## Extracted data entries
****

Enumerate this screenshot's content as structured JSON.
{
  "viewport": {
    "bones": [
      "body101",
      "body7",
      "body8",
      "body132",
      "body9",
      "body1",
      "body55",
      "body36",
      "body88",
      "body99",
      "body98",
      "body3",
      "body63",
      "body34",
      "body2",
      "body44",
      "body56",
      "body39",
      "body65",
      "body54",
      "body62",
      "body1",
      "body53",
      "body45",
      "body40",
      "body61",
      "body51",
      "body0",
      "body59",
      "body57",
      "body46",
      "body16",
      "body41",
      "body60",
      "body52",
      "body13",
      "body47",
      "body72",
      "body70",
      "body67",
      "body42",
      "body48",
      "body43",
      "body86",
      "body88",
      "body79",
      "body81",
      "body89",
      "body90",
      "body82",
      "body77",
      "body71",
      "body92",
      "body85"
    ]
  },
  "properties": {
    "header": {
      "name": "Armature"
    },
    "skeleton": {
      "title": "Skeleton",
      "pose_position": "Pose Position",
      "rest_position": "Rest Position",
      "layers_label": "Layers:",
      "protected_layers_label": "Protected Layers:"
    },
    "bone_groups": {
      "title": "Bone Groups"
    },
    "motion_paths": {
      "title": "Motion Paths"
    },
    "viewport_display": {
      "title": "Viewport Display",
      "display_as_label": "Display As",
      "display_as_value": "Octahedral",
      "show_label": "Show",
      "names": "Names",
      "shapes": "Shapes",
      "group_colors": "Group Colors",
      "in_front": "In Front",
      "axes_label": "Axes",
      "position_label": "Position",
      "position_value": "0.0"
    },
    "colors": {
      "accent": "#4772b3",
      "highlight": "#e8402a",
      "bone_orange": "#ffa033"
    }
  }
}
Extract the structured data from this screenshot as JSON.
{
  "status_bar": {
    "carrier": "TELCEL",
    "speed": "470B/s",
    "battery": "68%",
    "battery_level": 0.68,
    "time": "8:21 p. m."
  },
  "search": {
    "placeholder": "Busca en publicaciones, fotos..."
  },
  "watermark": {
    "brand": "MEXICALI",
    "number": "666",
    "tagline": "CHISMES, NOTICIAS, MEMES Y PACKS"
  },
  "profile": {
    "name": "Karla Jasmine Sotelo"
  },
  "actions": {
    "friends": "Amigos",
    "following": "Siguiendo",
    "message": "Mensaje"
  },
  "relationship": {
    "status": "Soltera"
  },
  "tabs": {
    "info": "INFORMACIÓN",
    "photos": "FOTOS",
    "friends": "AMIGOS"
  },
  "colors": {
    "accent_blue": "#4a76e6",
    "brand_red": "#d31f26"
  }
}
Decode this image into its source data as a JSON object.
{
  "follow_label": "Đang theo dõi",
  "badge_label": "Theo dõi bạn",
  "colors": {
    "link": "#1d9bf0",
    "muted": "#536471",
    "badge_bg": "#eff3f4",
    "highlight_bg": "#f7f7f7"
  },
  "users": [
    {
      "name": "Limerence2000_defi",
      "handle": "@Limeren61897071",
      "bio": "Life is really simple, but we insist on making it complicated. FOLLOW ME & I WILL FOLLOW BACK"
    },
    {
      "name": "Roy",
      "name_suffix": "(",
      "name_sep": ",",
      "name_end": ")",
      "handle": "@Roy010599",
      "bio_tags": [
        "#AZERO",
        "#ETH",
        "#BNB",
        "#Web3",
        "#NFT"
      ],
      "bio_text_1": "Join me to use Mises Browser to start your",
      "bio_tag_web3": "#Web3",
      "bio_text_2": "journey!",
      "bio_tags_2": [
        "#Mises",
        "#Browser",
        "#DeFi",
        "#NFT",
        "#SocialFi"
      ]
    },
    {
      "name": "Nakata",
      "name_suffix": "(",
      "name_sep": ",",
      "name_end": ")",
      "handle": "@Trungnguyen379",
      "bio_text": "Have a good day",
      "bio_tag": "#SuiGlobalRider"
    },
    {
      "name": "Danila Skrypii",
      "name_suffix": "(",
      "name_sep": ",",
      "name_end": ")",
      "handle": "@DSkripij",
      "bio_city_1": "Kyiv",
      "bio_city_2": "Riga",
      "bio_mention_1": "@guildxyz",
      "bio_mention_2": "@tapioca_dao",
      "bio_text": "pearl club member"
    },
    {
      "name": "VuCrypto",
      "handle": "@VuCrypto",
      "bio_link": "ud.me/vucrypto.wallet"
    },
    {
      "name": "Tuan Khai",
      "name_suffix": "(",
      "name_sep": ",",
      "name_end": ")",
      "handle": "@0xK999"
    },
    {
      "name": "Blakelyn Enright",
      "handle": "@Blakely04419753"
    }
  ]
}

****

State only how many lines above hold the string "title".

## Response area
4